For this exercise, print the records below verbatim.

=== Extracted data ===

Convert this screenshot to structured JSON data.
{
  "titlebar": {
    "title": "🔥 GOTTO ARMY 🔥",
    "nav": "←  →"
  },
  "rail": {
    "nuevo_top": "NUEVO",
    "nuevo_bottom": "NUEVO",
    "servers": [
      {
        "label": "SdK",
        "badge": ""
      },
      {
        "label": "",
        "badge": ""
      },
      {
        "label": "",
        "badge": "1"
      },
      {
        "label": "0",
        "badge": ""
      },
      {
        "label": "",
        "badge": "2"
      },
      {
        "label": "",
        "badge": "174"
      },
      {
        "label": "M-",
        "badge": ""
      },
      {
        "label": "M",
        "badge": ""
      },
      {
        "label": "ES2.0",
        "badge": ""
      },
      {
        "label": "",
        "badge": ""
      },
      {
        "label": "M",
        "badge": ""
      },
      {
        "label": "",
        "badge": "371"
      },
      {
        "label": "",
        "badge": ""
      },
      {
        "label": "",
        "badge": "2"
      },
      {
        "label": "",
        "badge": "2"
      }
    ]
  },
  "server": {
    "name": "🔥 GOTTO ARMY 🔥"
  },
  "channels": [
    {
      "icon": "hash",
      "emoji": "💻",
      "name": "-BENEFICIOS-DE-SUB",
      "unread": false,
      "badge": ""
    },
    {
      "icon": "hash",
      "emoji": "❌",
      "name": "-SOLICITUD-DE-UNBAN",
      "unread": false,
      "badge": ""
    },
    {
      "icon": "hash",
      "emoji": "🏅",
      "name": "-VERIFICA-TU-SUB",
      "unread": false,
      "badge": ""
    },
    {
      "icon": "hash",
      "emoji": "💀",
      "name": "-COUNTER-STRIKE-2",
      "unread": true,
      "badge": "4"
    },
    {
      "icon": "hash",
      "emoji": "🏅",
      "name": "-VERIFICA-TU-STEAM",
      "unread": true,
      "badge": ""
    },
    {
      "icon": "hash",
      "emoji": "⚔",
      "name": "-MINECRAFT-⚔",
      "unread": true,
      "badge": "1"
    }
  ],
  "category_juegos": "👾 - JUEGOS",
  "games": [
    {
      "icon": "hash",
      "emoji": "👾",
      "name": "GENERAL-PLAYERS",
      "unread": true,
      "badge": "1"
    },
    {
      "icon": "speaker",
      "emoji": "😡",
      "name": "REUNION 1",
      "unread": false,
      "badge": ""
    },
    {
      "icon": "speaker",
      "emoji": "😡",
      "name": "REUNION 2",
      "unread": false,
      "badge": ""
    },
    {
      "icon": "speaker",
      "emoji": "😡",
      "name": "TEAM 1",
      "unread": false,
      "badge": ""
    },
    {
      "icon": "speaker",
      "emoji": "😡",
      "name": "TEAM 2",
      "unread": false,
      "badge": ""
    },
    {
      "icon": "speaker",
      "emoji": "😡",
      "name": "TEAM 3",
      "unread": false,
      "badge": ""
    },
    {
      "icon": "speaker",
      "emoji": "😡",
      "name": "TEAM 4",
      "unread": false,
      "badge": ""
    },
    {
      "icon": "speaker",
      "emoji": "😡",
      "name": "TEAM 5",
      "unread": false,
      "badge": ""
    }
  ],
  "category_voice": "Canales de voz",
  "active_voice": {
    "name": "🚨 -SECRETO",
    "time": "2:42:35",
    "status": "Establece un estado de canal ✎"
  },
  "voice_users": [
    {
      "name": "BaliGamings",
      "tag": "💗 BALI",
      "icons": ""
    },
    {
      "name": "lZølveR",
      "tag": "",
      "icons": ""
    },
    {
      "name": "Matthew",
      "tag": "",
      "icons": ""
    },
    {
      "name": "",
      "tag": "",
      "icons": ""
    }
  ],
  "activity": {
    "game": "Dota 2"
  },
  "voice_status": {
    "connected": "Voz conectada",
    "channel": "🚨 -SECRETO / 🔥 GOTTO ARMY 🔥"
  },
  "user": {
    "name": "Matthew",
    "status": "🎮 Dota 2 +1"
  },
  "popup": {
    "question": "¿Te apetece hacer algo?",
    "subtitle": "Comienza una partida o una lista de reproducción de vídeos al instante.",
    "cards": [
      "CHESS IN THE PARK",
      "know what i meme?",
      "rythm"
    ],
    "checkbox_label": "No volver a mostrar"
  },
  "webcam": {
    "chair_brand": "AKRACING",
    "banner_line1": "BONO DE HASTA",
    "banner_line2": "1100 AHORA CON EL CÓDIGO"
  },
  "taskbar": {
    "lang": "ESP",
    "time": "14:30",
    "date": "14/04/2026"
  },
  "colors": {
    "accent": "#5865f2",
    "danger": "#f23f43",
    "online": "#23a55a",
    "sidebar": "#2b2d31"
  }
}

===

*Problem solution:*
Convert this screenshot to structured JSON data.
{
  "titlebar": {
    "title": "🔥 GOTTO ARMY 🔥",
    "nav": "←  →"
  },
  "rail": {
    "nuevo_top": "NUEVO",
    "nuevo_bottom": "NUEVO",
    "servers": [
      {
        "label": "SdK",
        "badge": ""
      },
      {
        "label": "",
        "badge": ""
      },
      {
        "label": "",
        "badge": "1"
      },
      {
        "label": "0",
        "badge": ""
      },
      {
        "label": "",
        "badge": "2"
      },
      {
        "label": "",
        "badge": "174"
      },
      {
        "label": "M-",
        "badge": ""
      },
      {
        "label": "M",
        "badge": ""
      },
      {
        "label": "ES2.0",
        "badge": ""
      },
      {
        "label": "",
        "badge": ""
      },
      {
        "label": "M",
        "badge": ""
      },
      {
        "label": "",
        "badge": "371"
      },
      {
        "label": "",
        "badge": ""
      },
      {
        "label": "",
        "badge": "2"
      },
      {
        "label": "",
        "badge": "2"
      }
    ]
  },
  "server": {
    "name": "🔥 GOTTO ARMY 🔥"
  },
  "channels": [
    {
      "icon": "hash",
      "emoji": "💻",
      "name": "-BENEFICIOS-DE-SUB",
      "unread": false,
      "badge": ""
    },
    {
      "icon": "hash",
      "emoji": "❌",
      "name": "-SOLICITUD-DE-UNBAN",
      "unread": false,
      "badge": ""
    },
    {
      "icon": "hash",
      "emoji": "🏅",
      "name": "-VERIFICA-TU-SUB",
      "unread": false,
      "badge": ""
    },
    {
      "icon": "hash",
      "emoji": "💀",
      "name": "-COUNTER-STRIKE-2",
      "unread": true,
      "badge": "4"
    },
    {
      "icon": "hash",
      "emoji": "🏅",
      "name": "-VERIFICA-TU-STEAM",
      "unread": true,
      "badge": ""
    },
    {
      "icon": "hash",
      "emoji": "⚔",
      "name": "-MINECRAFT-⚔",
      "unread": true,
      "badge": "1"
    }
  ],
  "category_juegos": "👾 - JUEGOS",
  "games": [
    {
      "icon": "hash",
      "emoji": "👾",
      "name": "GENERAL-PLAYERS",
      "unread": true,
      "badge": "1"
    },
    {
      "icon": "speaker",
      "emoji": "😡",
      "name": "REUNION 1",
      "unread": false,
      "badge": ""
    },
    {
      "icon": "speaker",
      "emoji": "😡",
      "name": "REUNION 2",
      "unread": false,
      "badge": ""
    },
    {
      "icon": "speaker",
      "emoji": "😡",
      "name": "TEAM 1",
      "unread": false,
      "badge": ""
    },
    {
      "icon": "speaker",
      "emoji": "😡",
      "name": "TEAM 2",
      "unread": false,
      "badge": ""
    },
    {
      "icon": "speaker",
      "emoji": "😡",
      "name": "TEAM 3",
      "unread": false,
      "badge": ""
    },
    {
      "icon": "speaker",
      "emoji": "😡",
      "name": "TEAM 4",
      "unread": false,
      "badge": ""
    },
    {
      "icon": "speaker",
      "emoji": "😡",
      "name": "TEAM 5",
      "unread": false,
      "badge": ""
    }
  ],
  "category_voice": "Canales de voz",
  "active_voice": {
    "name": "🚨 -SECRETO",
    "time": "2:42:35",
    "status": "Establece un estado de canal ✎"
  },
  "voice_users": [
    {
      "name": "BaliGamings",
      "tag": "💗 BALI",
      "icons": ""
    },
    {
      "name": "lZølveR",
      "tag": "",
      "icons": ""
    },
    {
      "name": "Matthew",
      "tag": "",
      "icons": ""
    },
    {
      "name": "",
      "tag": "",
      "icons": ""
    }
  ],
  "activity": {
    "game": "Dota 2"
  },
  "voice_status": {
    "connected": "Voz conectada",
    "channel": "🚨 -SECRETO / 🔥 GOTTO ARMY 🔥"
  },
  "user": {
    "name": "Matthew",
    "status": "🎮 Dota 2 +1"
  },
  "popup": {
    "question": "¿Te apetece hacer algo?",
    "subtitle": "Comienza una partida o una lista de reproducción de vídeos al instante.",
    "cards": [
      "CHESS IN THE PARK",
      "know what i meme?",
      "rythm"
    ],
    "checkbox_label": "No volver a mostrar"
  },
  "webcam": {
    "chair_brand": "AKRACING",
    "banner_line1": "BONO DE HASTA",
    "banner_line2": "1100 AHORA CON EL CÓDIGO"
  },
  "taskbar": {
    "lang": "ESP",
    "time": "14:30",
    "date": "14/04/2026"
  },
  "colors": {
    "accent": "#5865f2",
    "danger": "#f23f43",
    "online": "#23a55a",
    "sidebar": "#2b2d31"
  }
}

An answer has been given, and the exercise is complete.